No kidding. Administrators warn that failure to wear masks, practice social distancing and avoid mass gatherings could bring serious consequences, including getting booted from school.
Critics question whether it’s realistic to demand that college students not act like typical college students. But the push illustrates the high stakes for universities planning to welcome at least some students back. Wide-scale COVID-19 testing, quarantines and plexiglass barriers in classrooms won’t work if too many students misbehave.
“I think that the majority of students are going to be really respectful and wear their masks, social distance, keep gatherings small,” said incoming Tulane University senior Sanjali De Silva. “But I fear that there will be a distinct group of students that will decide not to do that. And it’ll be a big bummer.”
Tulane students have already received a stark warning from the school in New Orleans, an early pandemic hot spot. After a summer weekend of large gatherings, Dean of Students Erica Woodley wrote to students, stressing her key point in bold, capital letters.

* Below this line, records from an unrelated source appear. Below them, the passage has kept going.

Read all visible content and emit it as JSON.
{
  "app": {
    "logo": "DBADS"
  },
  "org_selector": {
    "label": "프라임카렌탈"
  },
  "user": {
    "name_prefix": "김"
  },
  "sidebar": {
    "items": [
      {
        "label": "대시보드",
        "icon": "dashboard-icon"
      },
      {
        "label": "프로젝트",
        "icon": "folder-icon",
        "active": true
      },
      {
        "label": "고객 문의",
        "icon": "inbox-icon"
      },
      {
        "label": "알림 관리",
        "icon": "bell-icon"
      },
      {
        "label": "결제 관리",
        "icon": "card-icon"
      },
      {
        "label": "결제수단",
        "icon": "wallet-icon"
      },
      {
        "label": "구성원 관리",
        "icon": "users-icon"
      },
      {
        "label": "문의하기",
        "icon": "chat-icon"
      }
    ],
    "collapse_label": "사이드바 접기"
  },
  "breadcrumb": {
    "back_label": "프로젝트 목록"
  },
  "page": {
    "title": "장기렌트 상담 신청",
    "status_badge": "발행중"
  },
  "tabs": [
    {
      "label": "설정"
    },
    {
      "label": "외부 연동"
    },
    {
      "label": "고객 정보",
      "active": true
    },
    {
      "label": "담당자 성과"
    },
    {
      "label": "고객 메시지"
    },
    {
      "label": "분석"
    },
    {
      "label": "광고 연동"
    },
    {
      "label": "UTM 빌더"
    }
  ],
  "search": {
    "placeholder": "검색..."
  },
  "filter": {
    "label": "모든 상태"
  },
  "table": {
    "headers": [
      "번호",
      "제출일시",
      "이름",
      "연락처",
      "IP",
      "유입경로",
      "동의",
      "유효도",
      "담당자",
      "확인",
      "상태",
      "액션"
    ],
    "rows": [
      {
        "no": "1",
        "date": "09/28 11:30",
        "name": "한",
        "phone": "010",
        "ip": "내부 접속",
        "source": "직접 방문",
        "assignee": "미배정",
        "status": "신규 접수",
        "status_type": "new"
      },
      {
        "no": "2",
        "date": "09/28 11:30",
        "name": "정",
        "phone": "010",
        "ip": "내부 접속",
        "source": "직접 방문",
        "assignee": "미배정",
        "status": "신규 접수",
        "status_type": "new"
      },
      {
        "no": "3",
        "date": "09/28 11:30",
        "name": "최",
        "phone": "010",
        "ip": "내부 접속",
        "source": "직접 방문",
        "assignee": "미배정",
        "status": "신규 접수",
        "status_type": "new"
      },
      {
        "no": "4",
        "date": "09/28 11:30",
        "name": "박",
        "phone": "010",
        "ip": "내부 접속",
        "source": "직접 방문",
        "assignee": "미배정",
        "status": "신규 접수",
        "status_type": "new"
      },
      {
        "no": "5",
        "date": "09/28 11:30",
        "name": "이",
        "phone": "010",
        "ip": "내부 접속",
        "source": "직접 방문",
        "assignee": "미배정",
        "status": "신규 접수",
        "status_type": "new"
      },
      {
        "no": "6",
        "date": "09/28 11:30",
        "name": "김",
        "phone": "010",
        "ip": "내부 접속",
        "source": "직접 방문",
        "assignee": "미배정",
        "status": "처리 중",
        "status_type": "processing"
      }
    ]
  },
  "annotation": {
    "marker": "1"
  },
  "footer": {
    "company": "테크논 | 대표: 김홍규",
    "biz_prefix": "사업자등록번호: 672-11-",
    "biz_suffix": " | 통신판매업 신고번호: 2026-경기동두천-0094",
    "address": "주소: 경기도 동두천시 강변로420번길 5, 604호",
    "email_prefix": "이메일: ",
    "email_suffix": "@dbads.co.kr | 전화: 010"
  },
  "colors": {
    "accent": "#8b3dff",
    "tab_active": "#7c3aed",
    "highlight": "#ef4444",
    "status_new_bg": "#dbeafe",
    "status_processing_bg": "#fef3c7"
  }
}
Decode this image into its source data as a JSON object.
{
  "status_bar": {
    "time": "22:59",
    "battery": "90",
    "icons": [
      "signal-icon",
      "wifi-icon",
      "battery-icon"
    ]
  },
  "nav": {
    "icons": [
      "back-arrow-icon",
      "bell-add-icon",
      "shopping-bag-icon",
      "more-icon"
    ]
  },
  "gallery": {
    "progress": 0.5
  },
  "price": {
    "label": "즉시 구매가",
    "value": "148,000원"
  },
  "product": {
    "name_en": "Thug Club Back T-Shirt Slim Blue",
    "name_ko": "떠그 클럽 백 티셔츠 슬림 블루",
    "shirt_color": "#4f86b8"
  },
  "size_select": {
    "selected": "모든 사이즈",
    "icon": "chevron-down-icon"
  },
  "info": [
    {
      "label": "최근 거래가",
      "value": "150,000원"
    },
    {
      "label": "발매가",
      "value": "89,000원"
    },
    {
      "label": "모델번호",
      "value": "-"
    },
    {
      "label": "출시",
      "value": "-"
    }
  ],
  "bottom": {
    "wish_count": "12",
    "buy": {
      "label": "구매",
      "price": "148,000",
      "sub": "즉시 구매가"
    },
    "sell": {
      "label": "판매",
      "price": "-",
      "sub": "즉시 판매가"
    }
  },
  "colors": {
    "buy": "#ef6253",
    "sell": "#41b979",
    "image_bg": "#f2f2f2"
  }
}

“DO NOT HOST PARTIES OR GATHERINGS WITH MORE THAN 15 PEOPLE, INCLUDING THE HOST. IF YOU DO, YOU WILL FACE SUSPENSION OR EXPULSION FROM THE UNIVERSITY,” Woodley wrote, signing off with, “Do you really want to be the reason that Tulane and New Orleans have to shut down again?”
The emphasis on student behavior is part of a broader effort to create safe bubbles on campus even if the virus surges elsewhere.
The University of Texas at Austin is not allowing parties either on or off campus. In Massachusetts, Amherst College is prohibiting students from traveling off campus except in certain cases, such as medical appointments and family emergencies.
Many universities have spelled out expectations for student behavior in pledges and compacts that cover everything from mask wearing to off-campus travel. The pledges often cover faculty and staff, too.
It’s unclear how well these rules will work.
Critics say the very nature of the college experience — with cramped housing and intense social activity — works against success. Some colleges are already backing off plans for in-person classes this fall.
“The majority of kids who go to college are civic-minded, responsible people. They’re also young,” said Scott Galloway, professor of marketing at New York University. “If some of them don’t comply, it’s a problem. And I think some to many will have a difficult time ignoring every instinct pulsing through their body at that age that they’re supposed to socialize and find mates.”
Galloway plans to teach online this fall and return to campus when there’s a vaccine.
Outbreaks involving fraternities have already been reported at some schools, including the University of Southern California, the University of Washington and the University of Mississippi. The University of California at Berkeley recently decided to begin the fall semester with fully remote instruction after a local flare-up of cases linked to fraternity parties.